▶ _Your objective_
The response should consist of every record, reproduced exactly.

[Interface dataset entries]
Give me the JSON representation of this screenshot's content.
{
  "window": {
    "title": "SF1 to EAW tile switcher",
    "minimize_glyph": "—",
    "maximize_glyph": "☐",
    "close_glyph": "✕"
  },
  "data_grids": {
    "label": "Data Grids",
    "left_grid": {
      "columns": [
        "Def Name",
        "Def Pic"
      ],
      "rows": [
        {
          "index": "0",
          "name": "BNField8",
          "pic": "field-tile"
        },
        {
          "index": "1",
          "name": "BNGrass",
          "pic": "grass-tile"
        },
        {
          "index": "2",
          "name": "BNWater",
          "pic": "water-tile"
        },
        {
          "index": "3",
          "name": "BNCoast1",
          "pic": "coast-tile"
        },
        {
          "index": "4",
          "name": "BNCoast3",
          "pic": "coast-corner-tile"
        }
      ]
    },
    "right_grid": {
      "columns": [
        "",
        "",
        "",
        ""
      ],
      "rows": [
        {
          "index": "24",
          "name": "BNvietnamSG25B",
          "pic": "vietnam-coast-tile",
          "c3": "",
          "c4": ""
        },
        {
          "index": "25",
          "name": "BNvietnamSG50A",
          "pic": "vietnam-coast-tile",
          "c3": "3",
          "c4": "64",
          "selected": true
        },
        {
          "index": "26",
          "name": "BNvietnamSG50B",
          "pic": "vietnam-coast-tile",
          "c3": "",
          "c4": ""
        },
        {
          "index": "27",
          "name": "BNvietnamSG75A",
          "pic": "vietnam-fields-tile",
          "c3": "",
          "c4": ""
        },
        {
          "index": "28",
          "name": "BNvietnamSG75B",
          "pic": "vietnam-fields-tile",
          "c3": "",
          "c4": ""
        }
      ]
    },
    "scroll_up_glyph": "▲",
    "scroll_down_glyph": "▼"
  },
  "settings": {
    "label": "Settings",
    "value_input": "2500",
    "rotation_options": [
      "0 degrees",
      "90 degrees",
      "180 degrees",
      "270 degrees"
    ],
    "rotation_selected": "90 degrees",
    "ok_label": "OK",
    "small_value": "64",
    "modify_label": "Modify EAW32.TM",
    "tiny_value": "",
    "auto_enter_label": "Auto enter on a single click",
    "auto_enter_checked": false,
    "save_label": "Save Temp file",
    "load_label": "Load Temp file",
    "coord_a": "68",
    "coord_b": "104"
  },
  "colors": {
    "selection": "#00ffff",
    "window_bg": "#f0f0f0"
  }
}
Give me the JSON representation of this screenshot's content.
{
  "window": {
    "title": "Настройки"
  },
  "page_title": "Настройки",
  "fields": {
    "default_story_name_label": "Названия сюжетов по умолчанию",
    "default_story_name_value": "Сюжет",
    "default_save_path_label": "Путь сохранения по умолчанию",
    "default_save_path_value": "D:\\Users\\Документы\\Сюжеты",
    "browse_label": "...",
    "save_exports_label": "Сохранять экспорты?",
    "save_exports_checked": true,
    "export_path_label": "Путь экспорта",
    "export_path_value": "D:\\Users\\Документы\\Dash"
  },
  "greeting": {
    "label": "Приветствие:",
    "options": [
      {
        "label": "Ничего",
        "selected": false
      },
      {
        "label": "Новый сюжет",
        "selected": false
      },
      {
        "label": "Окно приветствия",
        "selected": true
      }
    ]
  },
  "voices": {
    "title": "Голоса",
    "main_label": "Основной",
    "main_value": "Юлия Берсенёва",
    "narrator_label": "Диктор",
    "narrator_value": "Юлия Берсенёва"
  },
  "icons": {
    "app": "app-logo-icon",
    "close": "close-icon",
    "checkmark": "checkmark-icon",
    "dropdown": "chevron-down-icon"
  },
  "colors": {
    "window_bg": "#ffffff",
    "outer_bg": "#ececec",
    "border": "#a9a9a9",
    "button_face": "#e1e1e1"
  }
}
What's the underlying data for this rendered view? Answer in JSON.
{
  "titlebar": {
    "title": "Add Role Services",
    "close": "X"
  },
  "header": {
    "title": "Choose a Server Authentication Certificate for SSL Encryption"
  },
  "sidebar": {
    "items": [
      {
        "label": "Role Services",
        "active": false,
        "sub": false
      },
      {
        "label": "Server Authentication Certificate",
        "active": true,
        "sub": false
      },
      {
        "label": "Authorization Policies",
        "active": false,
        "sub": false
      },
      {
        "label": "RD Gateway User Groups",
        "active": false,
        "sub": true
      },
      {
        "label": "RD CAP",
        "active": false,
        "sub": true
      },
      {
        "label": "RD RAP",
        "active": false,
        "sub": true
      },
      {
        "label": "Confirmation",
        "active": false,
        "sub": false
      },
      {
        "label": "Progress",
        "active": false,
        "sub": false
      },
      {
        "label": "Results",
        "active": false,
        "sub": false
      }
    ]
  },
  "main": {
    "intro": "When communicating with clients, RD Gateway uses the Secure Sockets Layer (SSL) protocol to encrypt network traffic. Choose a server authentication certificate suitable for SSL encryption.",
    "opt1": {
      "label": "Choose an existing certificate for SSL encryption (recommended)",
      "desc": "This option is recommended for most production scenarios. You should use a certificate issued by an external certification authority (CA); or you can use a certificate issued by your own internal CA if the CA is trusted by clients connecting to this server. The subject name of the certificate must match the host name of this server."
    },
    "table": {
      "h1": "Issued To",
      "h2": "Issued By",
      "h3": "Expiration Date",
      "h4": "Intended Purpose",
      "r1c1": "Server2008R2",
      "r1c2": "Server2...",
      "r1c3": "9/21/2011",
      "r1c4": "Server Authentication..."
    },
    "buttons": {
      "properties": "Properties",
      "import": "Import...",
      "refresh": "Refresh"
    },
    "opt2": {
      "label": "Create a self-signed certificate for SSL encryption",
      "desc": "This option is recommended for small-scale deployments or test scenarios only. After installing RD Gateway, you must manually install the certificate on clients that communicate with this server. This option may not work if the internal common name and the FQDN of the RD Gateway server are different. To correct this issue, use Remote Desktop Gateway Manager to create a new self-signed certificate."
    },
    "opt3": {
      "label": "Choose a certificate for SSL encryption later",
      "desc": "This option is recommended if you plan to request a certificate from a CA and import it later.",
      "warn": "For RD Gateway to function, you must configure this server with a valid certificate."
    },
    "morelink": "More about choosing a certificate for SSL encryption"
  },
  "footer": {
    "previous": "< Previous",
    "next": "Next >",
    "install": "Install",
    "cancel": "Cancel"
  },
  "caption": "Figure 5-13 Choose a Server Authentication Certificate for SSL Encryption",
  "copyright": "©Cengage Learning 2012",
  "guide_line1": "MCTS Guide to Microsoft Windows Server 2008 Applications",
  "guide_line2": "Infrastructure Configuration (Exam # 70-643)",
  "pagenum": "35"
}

▶ _Response for this exercise_
Give me the JSON representation of this screenshot's content.
{
  "window": {
    "title": "SF1 to EAW tile switcher",
    "minimize_glyph": "—",
    "maximize_glyph": "☐",
    "close_glyph": "✕"
  },
  "data_grids": {
    "label": "Data Grids",
    "left_grid": {
      "columns": [
        "Def Name",
        "Def Pic"
      ],
      "rows": [
        {
          "index": "0",
          "name": "BNField8",
          "pic": "field-tile"
        },
        {
          "index": "1",
          "name": "BNGrass",
          "pic": "grass-tile"
        },
        {
          "index": "2",
          "name": "BNWater",
          "pic": "water-tile"
        },
        {
          "index": "3",
          "name": "BNCoast1",
          "pic": "coast-tile"
        },
        {
          "index": "4",
          "name": "BNCoast3",
          "pic": "coast-corner-tile"
        }
      ]
    },
    "right_grid": {
      "columns": [
        "",
        "",
        "",
        ""
      ],
      "rows": [
        {
          "index": "24",
          "name": "BNvietnamSG25B",
          "pic": "vietnam-coast-tile",
          "c3": "",
          "c4": ""
        },
        {
          "index": "25",
          "name": "BNvietnamSG50A",
          "pic": "vietnam-coast-tile",
          "c3": "3",
          "c4": "64",
          "selected": true
        },
        {
          "index": "26",
          "name": "BNvietnamSG50B",
          "pic": "vietnam-coast-tile",
          "c3": "",
          "c4": ""
        },
        {
          "index": "27",
          "name": "BNvietnamSG75A",
          "pic": "vietnam-fields-tile",
          "c3": "",
          "c4": ""
        },
        {
          "index": "28",
          "name": "BNvietnamSG75B",
          "pic": "vietnam-fields-tile",
          "c3": "",
          "c4": ""
        }
      ]
    },
    "scroll_up_glyph": "▲",
    "scroll_down_glyph": "▼"
  },
  "settings": {
    "label": "Settings",
    "value_input": "2500",
    "rotation_options": [
      "0 degrees",
      "90 degrees",
      "180 degrees",
      "270 degrees"
    ],
    "rotation_selected": "90 degrees",
    "ok_label": "OK",
    "small_value": "64",
    "modify_label": "Modify EAW32.TM",
    "tiny_value": "",
    "auto_enter_label": "Auto enter on a single click",
    "auto_enter_checked": false,
    "save_label": "Save Temp file",
    "load_label": "Load Temp file",
    "coord_a": "68",
    "coord_b": "104"
  },
  "colors": {
    "selection": "#00ffff",
    "window_bg": "#f0f0f0"
  }
}
Give me the JSON representation of this screenshot's content.
{
  "window": {
    "title": "Настройки"
  },
  "page_title": "Настройки",
  "fields": {
    "default_story_name_label": "Названия сюжетов по умолчанию",
    "default_story_name_value": "Сюжет",
    "default_save_path_label": "Путь сохранения по умолчанию",
    "default_save_path_value": "D:\\Users\\Документы\\Сюжеты",
    "browse_label": "...",
    "save_exports_label": "Сохранять экспорты?",
    "save_exports_checked": true,
    "export_path_label": "Путь экспорта",
    "export_path_value": "D:\\Users\\Документы\\Dash"
  },
  "greeting": {
    "label": "Приветствие:",
    "options": [
      {
        "label": "Ничего",
        "selected": false
      },
      {
        "label": "Новый сюжет",
        "selected": false
      },
      {
        "label": "Окно приветствия",
        "selected": true
      }
    ]
  },
  "voices": {
    "title": "Голоса",
    "main_label": "Основной",
    "main_value": "Юлия Берсенёва",
    "narrator_label": "Диктор",
    "narrator_value": "Юлия Берсенёва"
  },
  "icons": {
    "app": "app-logo-icon",
    "close": "close-icon",
    "checkmark": "checkmark-icon",
    "dropdown": "chevron-down-icon"
  },
  "colors": {
    "window_bg": "#ffffff",
    "outer_bg": "#ececec",
    "border": "#a9a9a9",
    "button_face": "#e1e1e1"
  }
}
What's the underlying data for this rendered view? Answer in JSON.
{
  "titlebar": {
    "title": "Add Role Services",
    "close": "X"
  },
  "header": {
    "title": "Choose a Server Authentication Certificate for SSL Encryption"
  },
  "sidebar": {
    "items": [
      {
        "label": "Role Services",
        "active": false,
        "sub": false
      },
      {
        "label": "Server Authentication Certificate",
        "active": true,
        "sub": false
      },
      {
        "label": "Authorization Policies",
        "active": false,
        "sub": false
      },
      {
        "label": "RD Gateway User Groups",
        "active": false,
        "sub": true
      },
      {
        "label": "RD CAP",
        "active": false,
        "sub": true
      },
      {
        "label": "RD RAP",
        "active": false,
        "sub": true
      },
      {
        "label": "Confirmation",
        "active": false,
        "sub": false
      },
      {
        "label": "Progress",
        "active": false,
        "sub": false
      },
      {
        "label": "Results",
        "active": false,
        "sub": false
      }
    ]
  },
  "main": {
    "intro": "When communicating with clients, RD Gateway uses the Secure Sockets Layer (SSL) protocol to encrypt network traffic. Choose a server authentication certificate suitable for SSL encryption.",
    "opt1": {
      "label": "Choose an existing certificate for SSL encryption (recommended)",
      "desc": "This option is recommended for most production scenarios. You should use a certificate issued by an external certification authority (CA); or you can use a certificate issued by your own internal CA if the CA is trusted by clients connecting to this server. The subject name of the certificate must match the host name of this server."
    },
    "table": {
      "h1": "Issued To",
      "h2": "Issued By",
      "h3": "Expiration Date",
      "h4": "Intended Purpose",
      "r1c1": "Server2008R2",
      "r1c2": "Server2...",
      "r1c3": "9/21/2011",
      "r1c4": "Server Authentication..."
    },
    "buttons": {
      "properties": "Properties",
      "import": "Import...",
      "refresh": "Refresh"
    },
    "opt2": {
      "label": "Create a self-signed certificate for SSL encryption",
      "desc": "This option is recommended for small-scale deployments or test scenarios only. After installing RD Gateway, you must manually install the certificate on clients that communicate with this server. This option may not work if the internal common name and the FQDN of the RD Gateway server are different. To correct this issue, use Remote Desktop Gateway Manager to create a new self-signed certificate."
    },
    "opt3": {
      "label": "Choose a certificate for SSL encryption later",
      "desc": "This option is recommended if you plan to request a certificate from a CA and import it later.",
      "warn": "For RD Gateway to function, you must configure this server with a valid certificate."
    },
    "morelink": "More about choosing a certificate for SSL encryption"
  },
  "footer": {
    "previous": "< Previous",
    "next": "Next >",
    "install": "Install",
    "cancel": "Cancel"
  },
  "caption": "Figure 5-13 Choose a Server Authentication Certificate for SSL Encryption",
  "copyright": "©Cengage Learning 2012",
  "guide_line1": "MCTS Guide to Microsoft Windows Server 2008 Applications",
  "guide_line2": "Infrastructure Configuration (Exam # 70-643)",
  "pagenum": "35"
}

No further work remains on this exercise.